[[ DATA SHOWN, beginning ]]
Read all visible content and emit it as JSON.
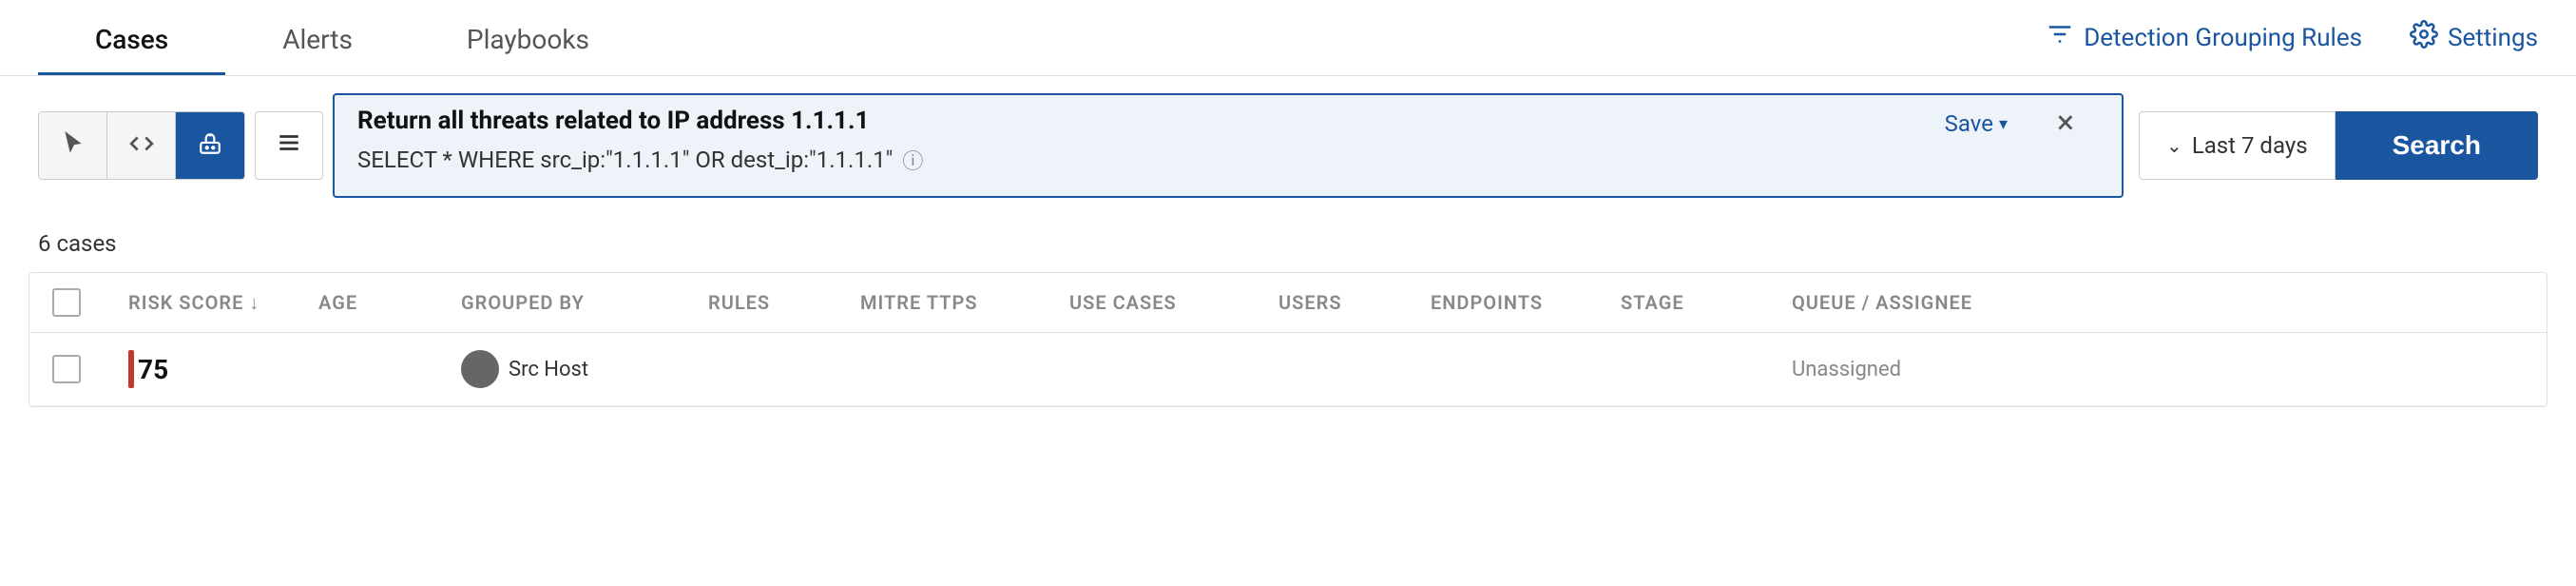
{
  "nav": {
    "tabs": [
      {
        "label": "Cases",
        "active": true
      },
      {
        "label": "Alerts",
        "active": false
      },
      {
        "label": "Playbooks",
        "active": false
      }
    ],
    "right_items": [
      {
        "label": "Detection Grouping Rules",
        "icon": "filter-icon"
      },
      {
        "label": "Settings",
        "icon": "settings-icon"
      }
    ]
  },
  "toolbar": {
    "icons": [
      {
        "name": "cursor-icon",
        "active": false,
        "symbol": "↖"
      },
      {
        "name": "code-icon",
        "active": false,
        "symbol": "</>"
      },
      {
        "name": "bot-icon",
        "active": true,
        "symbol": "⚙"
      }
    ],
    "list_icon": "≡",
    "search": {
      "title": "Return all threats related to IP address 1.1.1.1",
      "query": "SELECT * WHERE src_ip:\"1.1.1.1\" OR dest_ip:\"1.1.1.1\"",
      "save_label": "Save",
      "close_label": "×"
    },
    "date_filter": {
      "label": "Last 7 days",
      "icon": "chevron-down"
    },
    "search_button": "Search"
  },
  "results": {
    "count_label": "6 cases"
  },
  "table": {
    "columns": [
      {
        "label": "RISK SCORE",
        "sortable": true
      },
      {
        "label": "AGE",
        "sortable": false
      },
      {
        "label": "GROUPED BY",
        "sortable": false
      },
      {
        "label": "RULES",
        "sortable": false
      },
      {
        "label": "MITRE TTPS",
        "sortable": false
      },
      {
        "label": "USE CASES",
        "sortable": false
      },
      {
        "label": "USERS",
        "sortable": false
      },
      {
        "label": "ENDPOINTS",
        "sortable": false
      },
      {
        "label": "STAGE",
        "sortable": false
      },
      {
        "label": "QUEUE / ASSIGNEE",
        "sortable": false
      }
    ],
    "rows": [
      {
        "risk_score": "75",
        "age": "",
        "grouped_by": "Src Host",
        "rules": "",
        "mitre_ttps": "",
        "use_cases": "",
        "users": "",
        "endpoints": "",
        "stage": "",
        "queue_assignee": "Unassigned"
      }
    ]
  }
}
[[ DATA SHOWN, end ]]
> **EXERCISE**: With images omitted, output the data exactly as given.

> **TASK RESPONSE**:
Read all visible content and emit it as JSON.
{
  "nav": {
    "tabs": [
      {
        "label": "Cases",
        "active": true
      },
      {
        "label": "Alerts",
        "active": false
      },
      {
        "label": "Playbooks",
        "active": false
      }
    ],
    "right_items": [
      {
        "label": "Detection Grouping Rules",
        "icon": "filter-icon"
      },
      {
        "label": "Settings",
        "icon": "settings-icon"
      }
    ]
  },
  "toolbar": {
    "icons": [
      {
        "name": "cursor-icon",
        "active": false,
        "symbol": "↖"
      },
      {
        "name": "code-icon",
        "active": false,
        "symbol": "</>"
      },
      {
        "name": "bot-icon",
        "active": true,
        "symbol": "⚙"
      }
    ],
    "list_icon": "≡",
    "search": {
      "title": "Return all threats related to IP address 1.1.1.1",
      "query": "SELECT * WHERE src_ip:\"1.1.1.1\" OR dest_ip:\"1.1.1.1\"",
      "save_label": "Save",
      "close_label": "×"
    },
    "date_filter": {
      "label": "Last 7 days",
      "icon": "chevron-down"
    },
    "search_button": "Search"
  },
  "results": {
    "count_label": "6 cases"
  },
  "table": {
    "columns": [
      {
        "label": "RISK SCORE",
        "sortable": true
      },
      {
        "label": "AGE",
        "sortable": false
      },
      {
        "label": "GROUPED BY",
        "sortable": false
      },
      {
        "label": "RULES",
        "sortable": false
      },
      {
        "label": "MITRE TTPS",
        "sortable": false
      },
      {
        "label": "USE CASES",
        "sortable": false
      },
      {
        "label": "USERS",
        "sortable": false
      },
      {
        "label": "ENDPOINTS",
        "sortable": false
      },
      {
        "label": "STAGE",
        "sortable": false
      },
      {
        "label": "QUEUE / ASSIGNEE",
        "sortable": false
      }
    ],
    "rows": [
      {
        "risk_score": "75",
        "age": "",
        "grouped_by": "Src Host",
        "rules": "",
        "mitre_ttps": "",
        "use_cases": "",
        "users": "",
        "endpoints": "",
        "stage": "",
        "queue_assignee": "Unassigned"
      }
    ]
  }
}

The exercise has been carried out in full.